Nick Ballou/Andrew Giuffrida, Cal Lutheran - These two teamed up last year and were immediately successful. They won their first 20 doubles matches of the Spring last year, which is an impressive streak. Although they fell off a bit due to a Ballou injury, they were able to come back and have a good NCAAs, making the semis. These two should be the best doubles team in California this year as they have a great mixture of power and finesse. These two baseliners have successfully transferred their singles skills to doubles.
Isaac Stein/Max Woods, Wash U - This will be their 4th season together and they both have great all-court games. These two are very tough to play because of their intense and in-your-face style. It is rare that these two both have a bad day, so that means you really have to earn a a victory against them. A great senior season could earn them the title of best team in Wash U history.
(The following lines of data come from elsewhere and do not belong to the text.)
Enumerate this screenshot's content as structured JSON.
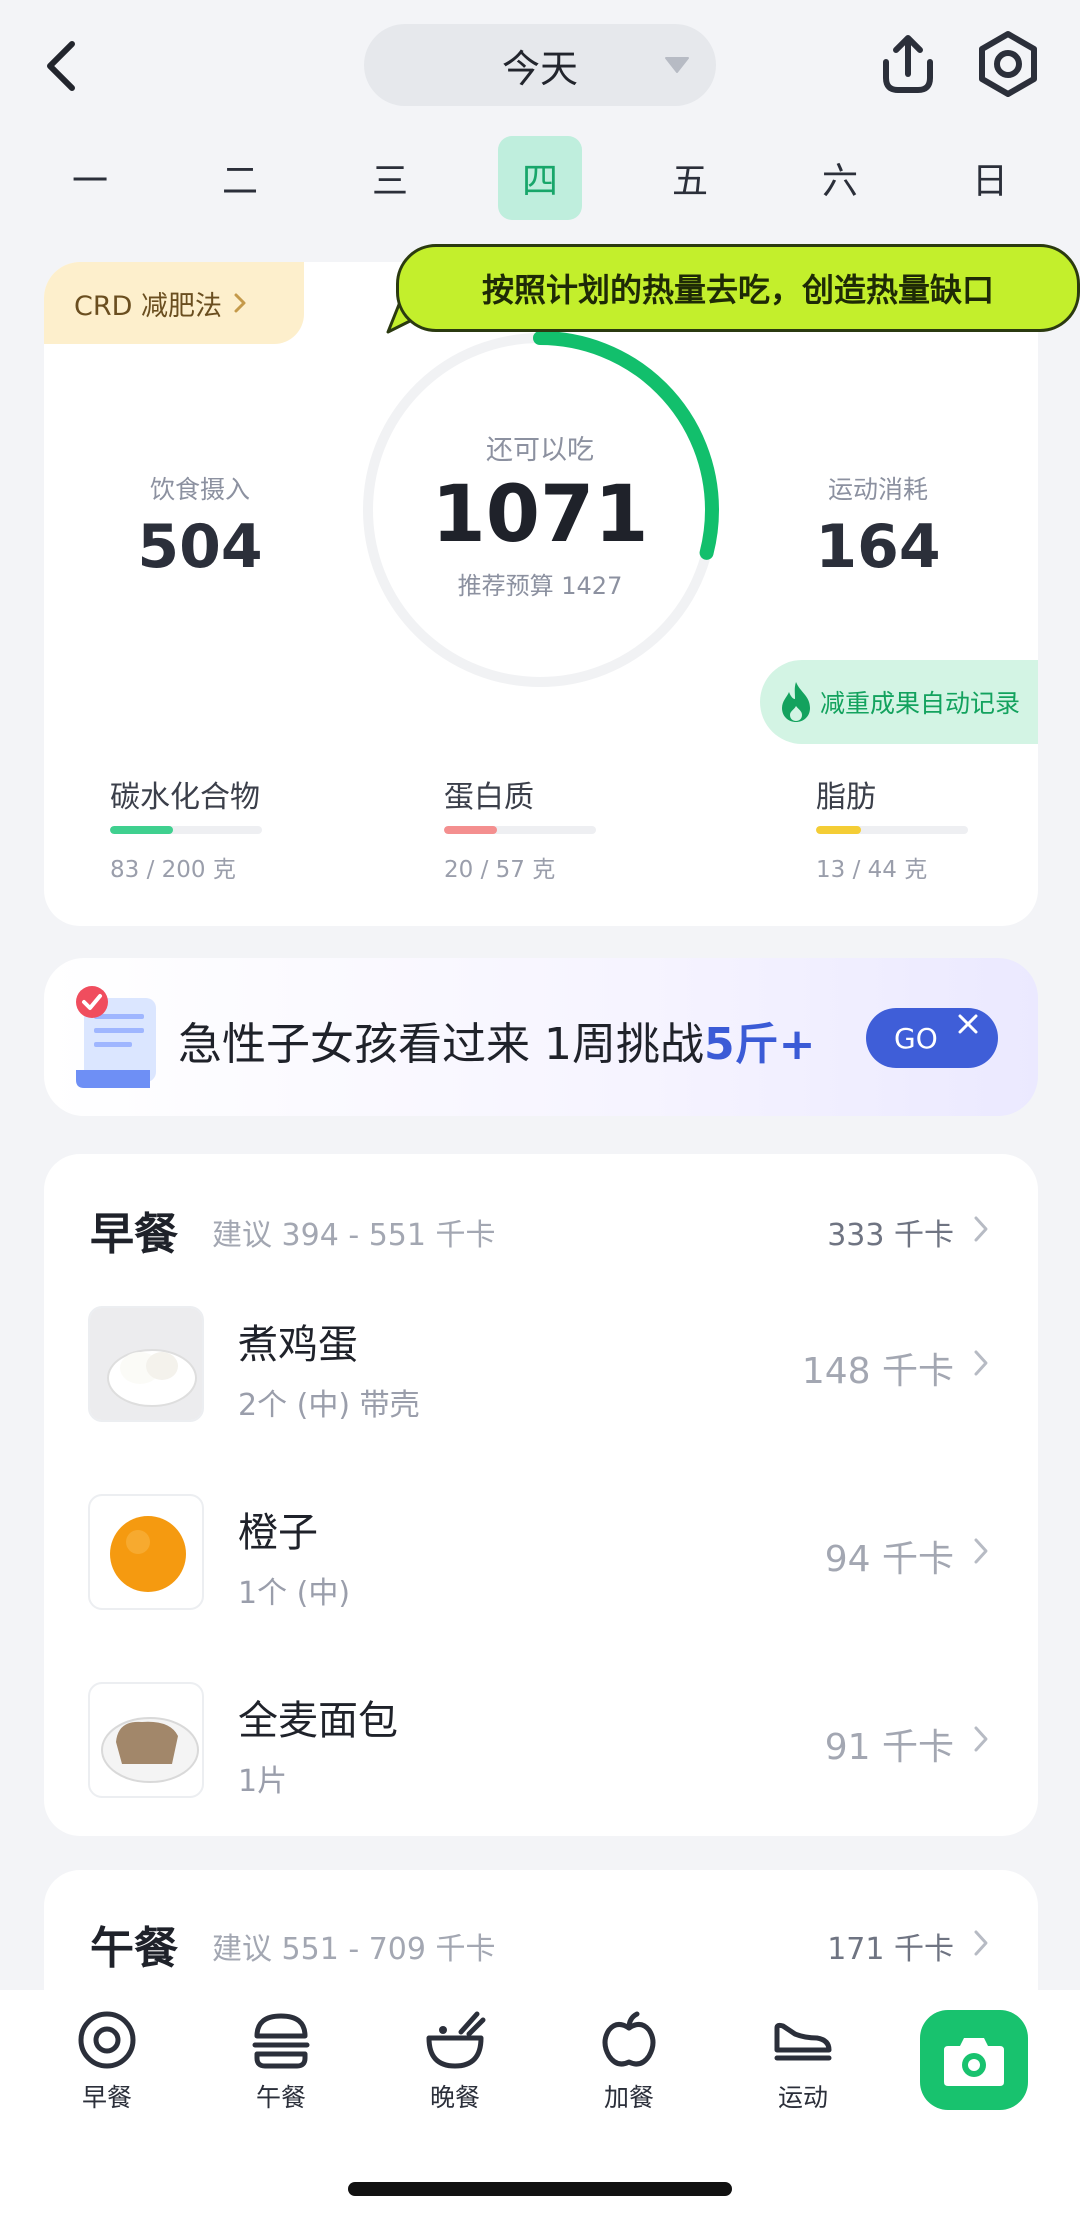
{
  "header": {
    "date_label": "今天"
  },
  "week": {
    "days": [
      "一",
      "二",
      "三",
      "四",
      "五",
      "六",
      "日"
    ],
    "active_index": 3
  },
  "summary": {
    "plan_label": "CRD 减肥法",
    "tip_bubble": "按照计划的热量去吃，创造热量缺口",
    "intake_label": "饮食摄入",
    "intake_value": "504",
    "remaining_label": "还可以吃",
    "remaining_value": "1071",
    "budget_label": "推荐预算 1427",
    "exercise_label": "运动消耗",
    "exercise_value": "164",
    "auto_record_label": "减重成果自动记录",
    "ring_progress": 0.29,
    "macros": [
      {
        "name": "碳水化合物",
        "value": "83 / 200 克",
        "fraction": 0.415,
        "color": "#3fd08f"
      },
      {
        "name": "蛋白质",
        "value": "20 / 57 克",
        "fraction": 0.351,
        "color": "#f48f8f"
      },
      {
        "name": "脂肪",
        "value": "13 / 44 克",
        "fraction": 0.295,
        "color": "#f4cd35"
      }
    ]
  },
  "promo": {
    "text_main": "急性子女孩看过来 1周挑战",
    "text_highlight": "5斤+",
    "button_label": "GO"
  },
  "meals": {
    "breakfast": {
      "title": "早餐",
      "suggest": "建议 394 - 551 千卡",
      "total": "333 千卡",
      "items": [
        {
          "name": "煮鸡蛋",
          "portion": "2个 (中) 带壳",
          "kcal": "148 千卡"
        },
        {
          "name": "橙子",
          "portion": "1个 (中)",
          "kcal": "94 千卡"
        },
        {
          "name": "全麦面包",
          "portion": "1片",
          "kcal": "91 千卡"
        }
      ]
    },
    "lunch": {
      "title": "午餐",
      "suggest": "建议 551 - 709 千卡",
      "total": "171 千卡"
    }
  },
  "bottom_nav": {
    "items": [
      {
        "label": "早餐",
        "icon": "plate-icon"
      },
      {
        "label": "午餐",
        "icon": "burger-icon"
      },
      {
        "label": "晚餐",
        "icon": "bowl-icon"
      },
      {
        "label": "加餐",
        "icon": "apple-icon"
      },
      {
        "label": "运动",
        "icon": "shoe-icon"
      }
    ],
    "camera_icon": "camera-icon"
  },
  "colors": {
    "accent_green": "#18c26e",
    "ring_green": "#12bf6c",
    "promo_blue": "#3f5ed8",
    "bubble_lime": "#c3ef2c"
  }
}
Winning another team national title probably isn't realistic, but they certainly could add some NCAA doubles hardware to their trophy case.
Dillon Pottish, Emory - Since transferring from the University of Portland, Pottish has established himself as the best singles player in D3. He went undefeated in D3 dual matches during last regular season and made it to the quarterfinals of the NCAA Singles tournament. He was 2-1 against national champion John Watts last season and he began this year with a National ITA championship. Pottish enters this season as the hands-down best player in the country and he hopes to lead his team to a national title.
Chris Goodwin, Emory - It's not often that the best two players in the country are on the same team, but this just might be the case for the 2011 Emory Eagles. Chris Goodwin is the defending national runner-up, and by far the best #2 player in the country. In 2 years, playing #2 singles during both of them, he has lost only 1 dual match in D3. Goodwin has the potential to surpass his brother's college accomplishments. His main competitor in his quest for a national singles title is most likely his own teammate.
Andrew Peters, Middlebury - Peters was the #1 player for the national champions last year and played ahead of Andrew Lee, who ended up taking out Pottish in NCAAs. Peters started his career in the middle of the lineup but became one of the best in the country after only two years. He is probably the most intense player in D3 and has a lot of firepower mixed with consistency. Peters is well tested in the NESCAC all season long and his is surely one of the top contenders to win the NCAA Singles tournament in 2011.
Austin Chafetz, Amherst - This crafty lefty came to college as a highly ranked junior, but he has improved since he came to Amherst. He had a good run in NCAAs last year and looks to be Amherst's #1 player this year as well. Chafetz will be able out-hands almost any counter-puncher. Just to show his potential, Chafetz was the only player in D3 last season to beat Pottish in a dual match. Chafetz continues to improve under Garner and has been one of the most consistent players in the country during the last two years.
Brian Pybas, UC Santa Cruz - If you combine singles and doubles, he was probably the best player in the country last year. Despite his doubles national title, his singles game can't be overlooked. The way he ended the season last year was unbelievable, winning Ojai and then destroying Giuffrida and Erani on back to back days in NCAAs. If Pybas feels like playing and being patient, he is the best shot maker in the country. He can play offense from anywhere on the court and being a lefty certainly doesn't hurt.
Stephen Sullivan, Bowdoin - If you want to talk about someone who doesn't get enough respect, look no further than Sullivan. In three years, he has made the semis and the quarters of NCAAs. 5 NCAA singles wins in 3 years is not something many players can do. Sullivan plays in the tough NESCAC and goes about his business getting big wins for Bowdoin. NESCAC coaches know how big his forehand can be and he certainly should be included in the conversation when talking about the best players in the country.